Yesterday, the Video Game Hall of Fame inducted its third-ever class, elevating a quartet of classic games to “BEST IN THE WORLD” status. What made the cut? Let’s take a look!
The World Video Game Hall of Fame is part of the Strong National Museum of Play, in Rochester, NY. The first class was inducted in 2015 and included Doom, Pac-Man, Pong, Super Mario Bros., Tetris and World of Warcraft.
Last year, another five games were added: Grand Theft Auto III, The Legend of Zelda, The Oregon Trail, The Sims, Sonic the Hedgehog and Space Invaders.
Anyone can nominate a game for inclusion in the hall, but the final class is determined “on the advice of journalists, scholars, and other individuals familiar with the history of video games and their role in society,” according to the Strong Museum’s website.
There were 12 nominees for induction this year, including three holdovers from the previous two years. But only four were considered good enough this time around.
Donkey Kong (1981)
If Super Mario Bros. is the grandaddy of the modern video game era, Donkey Kong is the godfather. Created by Nintendo’s Shigeru Miyamoto, the game features a giant monkey that kidnapped Pauline and tossed barrels and fire at “Jumpman” – the proto-Mario – to prevent him from getting Pauline back. Players needed to navigate the hero over the barrels and up the ladders to confront Donkey Kong, before he takes Pauline up to a different level.
It was the first memorable platformer and without it, who knows where Nintendo would have found the mascot that launched decades worth of platforms. Donkey Kong was one of two first-ballot Hall of Famers this year, as it was shockingly not even nominated the previous two years. Definitely a worthy induction, to be sure.
Street Fighter II: The World Warrior
One of my favorite games of all times. Between this and the later iterations (Championship Edition, Turbo Hyper Fighting, Super, etc.), I spent most of my teen years playing this game with my friends. Like Donkey Kong, Street Fighter II’s popularity started in arcades across the country, and the legend grew once the game was ported onto home consoles.
Developed by Capcom, Street Fighter II popularized the player vs. player fighting game. With its outlandish characters and their special moves, Street Fighter II’s roster was filled with varying fighting styles, which allowed players to find their favorites and perfect their attacks. While there have been a few Street Fighter sequels over the years, this game continues to be the most popular. So popular, in fact, that a new version – Ultra Street Fighter II – The Final Challengers – is coming to the Nintendo Switch later this year.
Pokemon Red and Green
Released in the US as Pokemon Red and Blue for the Nintendo Game Boy (Blue was a special release in Japan), the Pokemon craze came about when I was almost out of high school, so I never really got into the whole thing. I can’t deny, though, the Pokemon popularity and the impact it had on the video game industry.

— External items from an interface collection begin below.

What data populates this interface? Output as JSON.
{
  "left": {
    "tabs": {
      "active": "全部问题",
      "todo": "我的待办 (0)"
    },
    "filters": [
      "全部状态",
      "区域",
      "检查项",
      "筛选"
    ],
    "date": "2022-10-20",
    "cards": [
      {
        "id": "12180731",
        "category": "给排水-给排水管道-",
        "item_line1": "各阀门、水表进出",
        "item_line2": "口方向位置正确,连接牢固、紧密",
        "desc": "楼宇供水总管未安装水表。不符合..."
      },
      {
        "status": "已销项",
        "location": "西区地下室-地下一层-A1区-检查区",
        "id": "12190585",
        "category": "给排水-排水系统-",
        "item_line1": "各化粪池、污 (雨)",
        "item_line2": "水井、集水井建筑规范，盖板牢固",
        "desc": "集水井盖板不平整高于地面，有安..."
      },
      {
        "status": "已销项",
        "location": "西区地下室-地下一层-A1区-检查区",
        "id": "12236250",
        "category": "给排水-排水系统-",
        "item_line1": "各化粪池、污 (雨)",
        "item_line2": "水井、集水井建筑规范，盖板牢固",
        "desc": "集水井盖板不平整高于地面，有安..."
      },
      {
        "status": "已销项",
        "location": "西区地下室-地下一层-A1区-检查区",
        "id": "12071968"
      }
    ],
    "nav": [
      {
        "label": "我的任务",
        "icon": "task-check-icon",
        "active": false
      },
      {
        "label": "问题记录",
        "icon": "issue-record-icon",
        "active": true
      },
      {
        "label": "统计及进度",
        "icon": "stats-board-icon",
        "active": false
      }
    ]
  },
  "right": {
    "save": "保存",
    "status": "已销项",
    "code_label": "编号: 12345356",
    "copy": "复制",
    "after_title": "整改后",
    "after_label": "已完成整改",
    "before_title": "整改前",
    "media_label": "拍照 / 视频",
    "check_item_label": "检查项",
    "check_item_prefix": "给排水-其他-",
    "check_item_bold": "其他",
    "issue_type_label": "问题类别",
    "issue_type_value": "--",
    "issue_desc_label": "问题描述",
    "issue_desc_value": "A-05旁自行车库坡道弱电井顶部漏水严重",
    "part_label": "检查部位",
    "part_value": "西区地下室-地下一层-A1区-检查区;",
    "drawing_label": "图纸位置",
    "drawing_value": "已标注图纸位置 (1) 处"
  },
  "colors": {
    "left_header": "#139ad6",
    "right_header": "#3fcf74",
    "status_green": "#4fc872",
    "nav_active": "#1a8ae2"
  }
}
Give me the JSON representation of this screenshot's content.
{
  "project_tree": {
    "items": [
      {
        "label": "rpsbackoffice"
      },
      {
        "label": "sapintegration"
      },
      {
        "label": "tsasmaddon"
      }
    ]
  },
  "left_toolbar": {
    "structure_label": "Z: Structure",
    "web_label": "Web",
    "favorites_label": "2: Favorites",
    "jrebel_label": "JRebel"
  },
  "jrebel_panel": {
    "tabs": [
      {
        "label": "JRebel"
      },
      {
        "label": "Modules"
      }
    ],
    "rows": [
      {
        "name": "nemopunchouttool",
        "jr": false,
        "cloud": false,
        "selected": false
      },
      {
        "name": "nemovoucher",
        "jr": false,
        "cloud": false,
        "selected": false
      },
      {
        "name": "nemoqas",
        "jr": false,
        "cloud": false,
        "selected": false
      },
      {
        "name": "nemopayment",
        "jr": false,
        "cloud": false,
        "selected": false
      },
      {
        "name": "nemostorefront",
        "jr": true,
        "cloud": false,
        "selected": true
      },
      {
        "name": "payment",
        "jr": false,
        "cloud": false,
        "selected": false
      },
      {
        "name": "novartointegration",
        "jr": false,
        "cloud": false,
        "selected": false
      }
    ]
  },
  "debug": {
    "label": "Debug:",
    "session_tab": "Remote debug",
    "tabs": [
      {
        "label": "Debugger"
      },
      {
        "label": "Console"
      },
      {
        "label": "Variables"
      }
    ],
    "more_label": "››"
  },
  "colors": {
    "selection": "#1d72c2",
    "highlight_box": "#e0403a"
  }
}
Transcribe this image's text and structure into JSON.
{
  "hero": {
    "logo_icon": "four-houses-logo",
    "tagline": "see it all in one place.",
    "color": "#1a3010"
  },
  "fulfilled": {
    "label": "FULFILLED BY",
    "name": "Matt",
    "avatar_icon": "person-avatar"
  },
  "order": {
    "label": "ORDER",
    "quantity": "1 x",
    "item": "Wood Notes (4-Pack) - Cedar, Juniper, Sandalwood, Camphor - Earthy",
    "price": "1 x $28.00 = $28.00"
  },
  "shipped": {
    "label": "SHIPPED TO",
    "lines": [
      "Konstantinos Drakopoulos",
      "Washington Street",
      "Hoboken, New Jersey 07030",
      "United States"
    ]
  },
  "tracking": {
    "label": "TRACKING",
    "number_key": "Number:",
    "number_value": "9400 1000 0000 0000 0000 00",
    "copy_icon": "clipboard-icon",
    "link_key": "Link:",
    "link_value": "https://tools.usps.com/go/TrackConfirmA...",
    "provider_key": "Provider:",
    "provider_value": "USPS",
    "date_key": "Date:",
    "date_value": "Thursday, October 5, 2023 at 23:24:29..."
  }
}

Using the rare Game Boy link cable, players could go head to head with others while also collecting the 150 Pokemon that were out in the world. It feels like there have been tons of Pokemon games over the last couple of decades, giving Nintendo yet another huge property to make huge amounts of money off of.
Halo: Combat Evolved
The most recent game on the list is the genesis of one of the most popular franchises of the 21st Century. Developed by Bungie for the X-Box, the first-person shooter became synonymous with Microsoft’s first console. The game focuses on Master Chief’s attempts to create a fighting force to take down The Covenant.
As with a lot of modern first-person shooters, what makes the game most popular is the co-op play, allowing players to join together to take the bad guys. In the pre-online multiplayer era, Halo helped to popularize LAN parties, where people connected multiple X-Boxes to bring up to 16 people into the same game. Although I suck at first-person shooters, Halo’s become one of the most popular FPS series and helped to cement the X-Box as a gaming giant.
Of the eight games that didn’t make the cut this year, the biggest surprises to miss out on Hall of Fame inductions include Final Fantasy VII, Microsoft Solitaire and Wii Sports. I think more people have spent time playing these three games (in solitaire’s case, wasting time at work) than any combination of other games. I would expect all three of them to go in eventually.
The one deserving nominee this year that I understand not getting in is Mortal Kombat. While the violent fighting game is one of the most popular games of the 1990s, but I’d argue that Street Fighter II is a much more important game.
Want to nominate a game for the 2018 class? According to the Hall of Fame’s website, nominations are open!
Let us know what you think about the 2017 class and who you think should be included next year!